Non-Racist Me, Meet Racist Me

Where do I start? This blog is actually so difficult for me to write, that I’m stumped on the very first sentence. How I do let you – whether you’re a friend, a stranger, a family member – see this part of me that I don’t want to admit exists to myself, much less broadcast it to the world? I have kept this revelation about myself to myself for years, figuring it doesn’t really matter. It doesn’t speak into the truth of who I believe I am so it should easily be shoved into a box in the dark corners of my mind to simply collect dust and until the end of time.

But, I keep catching glimpses of it. Anytime I felt I was soul-searching on a topic, I would see a peek of it in the dark, its corner catching the light . It would wink at me, reminding me that it’s a part of me, no matter how much I try to ignore it. So, much like the craze to get rid of anything that doesn’t spark joy in our lives, I’ve decided to take it out of hiding, open it up, share it, and then hopefully, destroy it.

But before I can destroy it, let’s talk about perception versus reality. I think that’s what I’m really writing about here. My perception of myself versus the reality of me. I share it in hopes that it’ll give you ability to face those realities of yourself that you try to hide in dark corners, not with fear or shame, but with hope and courage.

My perception of me is that I’m not a racist person. I celebrate diversity and the more diversity around me, the more joy it brings me. I’m the person who walks around Lake George and each time I see a person who doesn’t look like me, I give a secret shout of joy and say to myself “thank you for making our community even richer just by being here.” I intentionally make connections with my many neighbors from other countries so that I can learn from them and so that they’ll feel welcomed into our community. I teach my daughter and her friends about how to be accepting of school mates who seem so different from them but are truly more like them than they can imagine. I come from a majority-minority family and celebrate each one of them with a grateful heart.

But, a trip to Disneyworld taught me that I still have old tendencies, habits and thoughts developed long ago that I thought had been overcome. My happy place gave me a not-so-happy revelation about myself.

One of the things I love about Disney, is that it draws people from all over the world. You can be walking anywhere and hear several different languages. You see families made up of all kinds of combinations. It truly brings me joy. But when I saw American people of color at Disney, a dark secret was revealed in me. I would see a family of color and my heart would get so happy. I’d think to myself, “Well, how wonderful! I’m so glad you’re here at Disney enjoying all this. I bet you saved up for years and you finally made it! Yay you!!!” WAIT! WHAT WAS THAT?? Did you catch that?

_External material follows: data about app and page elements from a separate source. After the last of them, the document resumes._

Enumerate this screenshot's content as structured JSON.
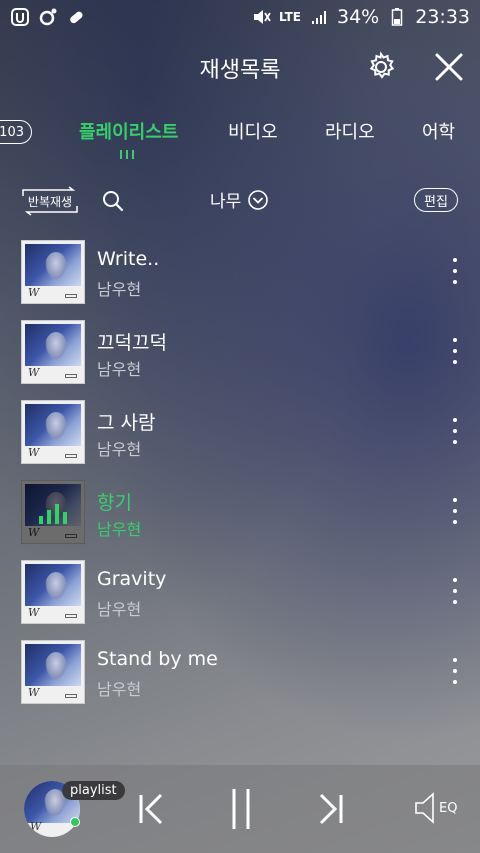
{
  "status_bar": {
    "battery": "34%",
    "time": "23:33",
    "network": "LTE"
  },
  "header": {
    "title": "재생목록"
  },
  "tabs": {
    "count": "103",
    "items": [
      {
        "label": "플레이리스트",
        "active": true
      },
      {
        "label": "비디오",
        "active": false
      },
      {
        "label": "라디오",
        "active": false
      },
      {
        "label": "어학",
        "active": false
      }
    ]
  },
  "toolbar": {
    "repeat_label": "반복재생",
    "sort_label": "나무",
    "edit_label": "편집"
  },
  "songs": [
    {
      "title": "Write..",
      "artist": "남우현",
      "playing": false
    },
    {
      "title": "끄덕끄덕",
      "artist": "남우현",
      "playing": false
    },
    {
      "title": "그 사람",
      "artist": "남우현",
      "playing": false
    },
    {
      "title": "향기",
      "artist": "남우현",
      "playing": true
    },
    {
      "title": "Gravity",
      "artist": "남우현",
      "playing": false
    },
    {
      "title": "Stand by me",
      "artist": "남우현",
      "playing": false
    }
  ],
  "album_mark": "W",
  "player": {
    "badge": "playlist",
    "eq_label": "EQ"
  },
  "colors": {
    "accent": "#35d06a"
  }
}
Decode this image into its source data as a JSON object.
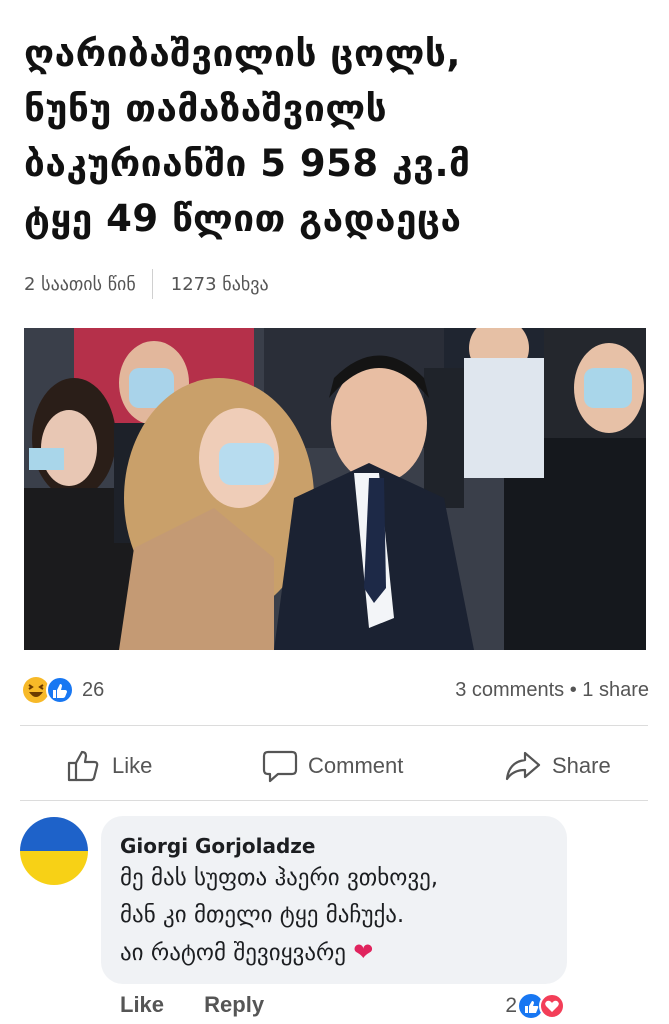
{
  "article": {
    "headline_lines": [
      "ღარიბაშვილის ცოლს,",
      "ნუნუ თამაზაშვილს",
      "ბაკურიანში 5 958 კვ.მ",
      "ტყე 49 წლით გადაეცა"
    ],
    "time_ago": "2 საათის წინ",
    "views": "1273 ნახვა"
  },
  "post_stats": {
    "reaction_count": "26",
    "comments": "3 comments",
    "dot": "•",
    "shares": "1 share",
    "reaction_icons": [
      "haha-icon",
      "like-icon"
    ]
  },
  "actions": {
    "like": "Like",
    "comment": "Comment",
    "share": "Share"
  },
  "comment": {
    "author": "Giorgi Gorjoladze",
    "lines": [
      "მე მას სუფთა ჰაერი ვთხოვე,",
      "მან კი მთელი ტყე მაჩუქა.",
      "აი რატომ შევიყვარე"
    ],
    "like_label": "Like",
    "reply_label": "Reply",
    "reaction_count": "2",
    "avatar_colors": {
      "top": "#1e62c9",
      "bottom": "#f7d116"
    }
  },
  "colors": {
    "like_blue": "#1877f2",
    "love_red": "#f33e58",
    "haha_yellow": "#f7b928"
  }
}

The lens that I was viewing people of color was a tainted lens of love. It was a lens that said “I love you, but I think you must have it hard. I think you must be struggling with poverty, or abuse, or addiction. You must be loved by me and accepted by me because it’s my job to make you feel welcome in my world.” Even as I type this, I’m shaking with rage and shame at this belief. That somehow, through my years of loving and accepting all, I was doing it out of pity? Sympathy? I had taken all people of color and put them in a neat little box that said they all had the same story, the same struggles and for God knows why, I felt like they all needed me to be accepting of them!

This was horrible, this reality. I didn’t like it. It couldn’t be true because it went against everything I perceived myself to be. So, I threw it a heavy box, wrapped it in miles of duct tape and tossed it into the dark recesses. I thought if I buried it deeply enough, it wouldn’t be a part of me. It COULDN’T be a part of me.

But it would still come. Maybe on a Sunday morning when a new family would come to church. Or maybe, as I looked at someone walking down the sidewalk or shopping in the grocery store. And I would try to bury those boxed-up thoughts even deeper. I was so scared (no, truth is I AM so scared) that people would call me a hypocrite, a liar, a fraud.

So where is my happy ending? It lies here – in the truth. I’m not a perfect non-racist. I’m a white privileged person trying to fight off racial tendencies that have been passed down to me from generation to generation. I’m trying to fight through half-truths (and downright lies) that have been fed to me from the media, my education, even my own family. I’m trying to work my way through my own clouded lens to see the truth that is out there.